* [Data excerpts]:
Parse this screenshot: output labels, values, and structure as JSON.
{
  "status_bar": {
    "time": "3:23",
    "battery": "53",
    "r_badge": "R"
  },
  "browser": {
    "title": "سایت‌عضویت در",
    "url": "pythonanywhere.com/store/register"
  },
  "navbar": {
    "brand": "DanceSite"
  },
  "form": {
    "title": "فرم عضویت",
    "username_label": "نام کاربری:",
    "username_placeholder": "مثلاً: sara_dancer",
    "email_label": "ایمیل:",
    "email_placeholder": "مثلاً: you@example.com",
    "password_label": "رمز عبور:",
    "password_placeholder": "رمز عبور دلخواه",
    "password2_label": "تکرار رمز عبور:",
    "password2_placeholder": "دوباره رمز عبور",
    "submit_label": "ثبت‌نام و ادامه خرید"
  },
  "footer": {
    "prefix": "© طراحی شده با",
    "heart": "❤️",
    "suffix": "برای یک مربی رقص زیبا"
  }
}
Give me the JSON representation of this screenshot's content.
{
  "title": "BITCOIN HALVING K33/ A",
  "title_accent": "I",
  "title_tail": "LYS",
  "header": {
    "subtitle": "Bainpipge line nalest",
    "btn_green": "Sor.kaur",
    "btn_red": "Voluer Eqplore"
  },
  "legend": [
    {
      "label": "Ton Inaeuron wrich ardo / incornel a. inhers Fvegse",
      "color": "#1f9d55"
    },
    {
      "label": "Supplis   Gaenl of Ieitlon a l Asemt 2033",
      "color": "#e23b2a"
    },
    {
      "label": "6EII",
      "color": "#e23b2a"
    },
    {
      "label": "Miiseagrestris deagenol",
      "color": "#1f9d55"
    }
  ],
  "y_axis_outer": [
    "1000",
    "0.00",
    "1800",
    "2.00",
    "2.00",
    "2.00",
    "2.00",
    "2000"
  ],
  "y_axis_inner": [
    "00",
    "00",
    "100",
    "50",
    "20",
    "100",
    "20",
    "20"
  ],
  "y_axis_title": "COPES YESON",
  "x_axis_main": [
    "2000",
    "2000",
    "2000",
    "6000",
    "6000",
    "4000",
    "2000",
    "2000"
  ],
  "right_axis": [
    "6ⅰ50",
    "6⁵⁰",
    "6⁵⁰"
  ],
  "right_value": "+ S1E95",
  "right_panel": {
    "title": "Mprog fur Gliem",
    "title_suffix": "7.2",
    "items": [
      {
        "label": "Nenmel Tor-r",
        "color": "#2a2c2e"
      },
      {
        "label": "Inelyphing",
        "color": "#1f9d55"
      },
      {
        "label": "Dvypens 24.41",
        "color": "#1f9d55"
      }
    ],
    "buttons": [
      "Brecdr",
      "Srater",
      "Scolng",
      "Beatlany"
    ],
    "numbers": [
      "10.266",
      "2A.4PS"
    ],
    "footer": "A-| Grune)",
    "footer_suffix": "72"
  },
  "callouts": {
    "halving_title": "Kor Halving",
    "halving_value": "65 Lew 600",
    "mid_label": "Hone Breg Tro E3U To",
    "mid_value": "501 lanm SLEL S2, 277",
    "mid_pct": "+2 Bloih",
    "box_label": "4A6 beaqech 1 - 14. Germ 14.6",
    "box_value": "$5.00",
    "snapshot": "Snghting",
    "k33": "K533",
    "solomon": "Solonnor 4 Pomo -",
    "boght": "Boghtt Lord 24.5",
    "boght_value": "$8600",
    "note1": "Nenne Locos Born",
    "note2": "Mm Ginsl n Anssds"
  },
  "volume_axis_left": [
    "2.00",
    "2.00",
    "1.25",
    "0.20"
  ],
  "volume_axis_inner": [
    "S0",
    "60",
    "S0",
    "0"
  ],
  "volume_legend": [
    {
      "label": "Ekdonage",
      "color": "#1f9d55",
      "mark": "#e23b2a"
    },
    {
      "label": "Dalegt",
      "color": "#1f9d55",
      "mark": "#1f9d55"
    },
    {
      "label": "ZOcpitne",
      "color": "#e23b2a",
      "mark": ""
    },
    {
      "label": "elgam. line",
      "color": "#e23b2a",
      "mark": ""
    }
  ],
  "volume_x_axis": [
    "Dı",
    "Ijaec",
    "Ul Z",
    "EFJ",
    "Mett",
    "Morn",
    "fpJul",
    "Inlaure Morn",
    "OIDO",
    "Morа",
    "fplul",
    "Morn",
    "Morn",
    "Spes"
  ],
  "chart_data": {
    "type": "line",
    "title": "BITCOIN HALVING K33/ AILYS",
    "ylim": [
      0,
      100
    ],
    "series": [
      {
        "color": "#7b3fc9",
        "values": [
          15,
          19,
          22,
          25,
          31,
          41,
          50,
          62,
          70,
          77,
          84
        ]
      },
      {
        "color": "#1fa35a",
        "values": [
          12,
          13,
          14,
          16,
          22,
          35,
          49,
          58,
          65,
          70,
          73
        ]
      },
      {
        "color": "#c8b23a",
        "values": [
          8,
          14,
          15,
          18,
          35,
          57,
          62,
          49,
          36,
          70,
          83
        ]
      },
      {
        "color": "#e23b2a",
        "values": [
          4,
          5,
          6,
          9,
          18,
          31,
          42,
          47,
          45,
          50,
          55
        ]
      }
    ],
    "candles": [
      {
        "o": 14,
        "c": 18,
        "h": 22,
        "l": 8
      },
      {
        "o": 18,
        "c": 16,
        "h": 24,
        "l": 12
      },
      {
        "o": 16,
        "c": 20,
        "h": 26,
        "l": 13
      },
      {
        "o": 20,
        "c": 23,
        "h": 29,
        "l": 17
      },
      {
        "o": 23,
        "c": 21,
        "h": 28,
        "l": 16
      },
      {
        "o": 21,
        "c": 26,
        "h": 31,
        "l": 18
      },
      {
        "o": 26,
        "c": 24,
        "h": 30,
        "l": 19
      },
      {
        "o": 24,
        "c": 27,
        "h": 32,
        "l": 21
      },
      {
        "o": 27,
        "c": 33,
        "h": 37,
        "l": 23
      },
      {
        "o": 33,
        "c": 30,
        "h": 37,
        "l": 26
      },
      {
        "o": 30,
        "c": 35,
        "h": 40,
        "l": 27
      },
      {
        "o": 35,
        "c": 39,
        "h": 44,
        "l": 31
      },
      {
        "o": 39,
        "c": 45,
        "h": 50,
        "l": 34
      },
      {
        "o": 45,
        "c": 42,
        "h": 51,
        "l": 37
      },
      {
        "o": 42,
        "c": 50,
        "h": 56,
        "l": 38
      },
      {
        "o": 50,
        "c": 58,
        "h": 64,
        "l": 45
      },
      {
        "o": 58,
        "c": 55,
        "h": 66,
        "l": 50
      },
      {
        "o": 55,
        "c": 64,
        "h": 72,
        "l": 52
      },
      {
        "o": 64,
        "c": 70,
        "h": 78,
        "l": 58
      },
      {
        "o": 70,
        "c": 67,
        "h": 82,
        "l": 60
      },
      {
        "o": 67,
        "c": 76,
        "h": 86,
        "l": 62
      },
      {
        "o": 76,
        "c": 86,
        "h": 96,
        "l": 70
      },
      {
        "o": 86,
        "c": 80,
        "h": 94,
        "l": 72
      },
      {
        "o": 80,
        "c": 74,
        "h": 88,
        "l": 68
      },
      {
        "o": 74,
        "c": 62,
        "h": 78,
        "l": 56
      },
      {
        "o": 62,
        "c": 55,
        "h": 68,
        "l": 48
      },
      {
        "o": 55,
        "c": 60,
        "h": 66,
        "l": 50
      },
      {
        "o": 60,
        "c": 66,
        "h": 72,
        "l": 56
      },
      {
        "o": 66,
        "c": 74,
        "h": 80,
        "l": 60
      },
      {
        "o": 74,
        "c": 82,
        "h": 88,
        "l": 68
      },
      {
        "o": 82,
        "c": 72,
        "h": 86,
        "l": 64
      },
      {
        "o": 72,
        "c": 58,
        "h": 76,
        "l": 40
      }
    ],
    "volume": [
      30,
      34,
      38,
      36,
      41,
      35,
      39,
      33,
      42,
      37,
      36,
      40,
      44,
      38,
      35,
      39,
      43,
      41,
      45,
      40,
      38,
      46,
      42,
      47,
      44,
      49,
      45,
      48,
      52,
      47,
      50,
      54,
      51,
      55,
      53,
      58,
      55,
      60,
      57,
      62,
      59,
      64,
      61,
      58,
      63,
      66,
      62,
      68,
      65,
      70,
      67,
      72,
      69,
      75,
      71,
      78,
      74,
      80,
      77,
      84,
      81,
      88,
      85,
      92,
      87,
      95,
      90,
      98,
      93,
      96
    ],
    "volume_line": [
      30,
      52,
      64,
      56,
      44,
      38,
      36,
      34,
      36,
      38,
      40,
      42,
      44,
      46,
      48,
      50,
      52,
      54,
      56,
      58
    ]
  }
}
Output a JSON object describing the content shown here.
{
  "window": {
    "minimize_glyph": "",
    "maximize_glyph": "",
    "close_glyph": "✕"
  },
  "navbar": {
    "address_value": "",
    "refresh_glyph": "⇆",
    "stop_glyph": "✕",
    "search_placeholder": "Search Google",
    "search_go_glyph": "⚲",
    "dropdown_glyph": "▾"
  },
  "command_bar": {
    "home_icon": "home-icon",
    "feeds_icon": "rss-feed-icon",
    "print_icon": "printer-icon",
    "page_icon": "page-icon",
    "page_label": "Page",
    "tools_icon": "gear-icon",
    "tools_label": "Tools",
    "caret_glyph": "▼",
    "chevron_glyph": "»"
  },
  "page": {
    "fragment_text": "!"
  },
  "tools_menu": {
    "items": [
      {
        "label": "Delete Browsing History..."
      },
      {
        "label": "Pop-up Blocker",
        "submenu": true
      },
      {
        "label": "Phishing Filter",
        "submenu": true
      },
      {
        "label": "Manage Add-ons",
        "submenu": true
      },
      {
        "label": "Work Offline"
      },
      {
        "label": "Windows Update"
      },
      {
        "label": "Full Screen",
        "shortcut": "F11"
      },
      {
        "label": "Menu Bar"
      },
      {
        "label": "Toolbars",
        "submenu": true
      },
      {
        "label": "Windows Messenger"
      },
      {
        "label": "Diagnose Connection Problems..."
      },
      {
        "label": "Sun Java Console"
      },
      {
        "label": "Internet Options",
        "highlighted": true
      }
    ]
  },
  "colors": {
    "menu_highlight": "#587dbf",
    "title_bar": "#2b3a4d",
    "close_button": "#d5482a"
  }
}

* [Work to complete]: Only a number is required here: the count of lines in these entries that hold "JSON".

* [Solution to this problem]: 3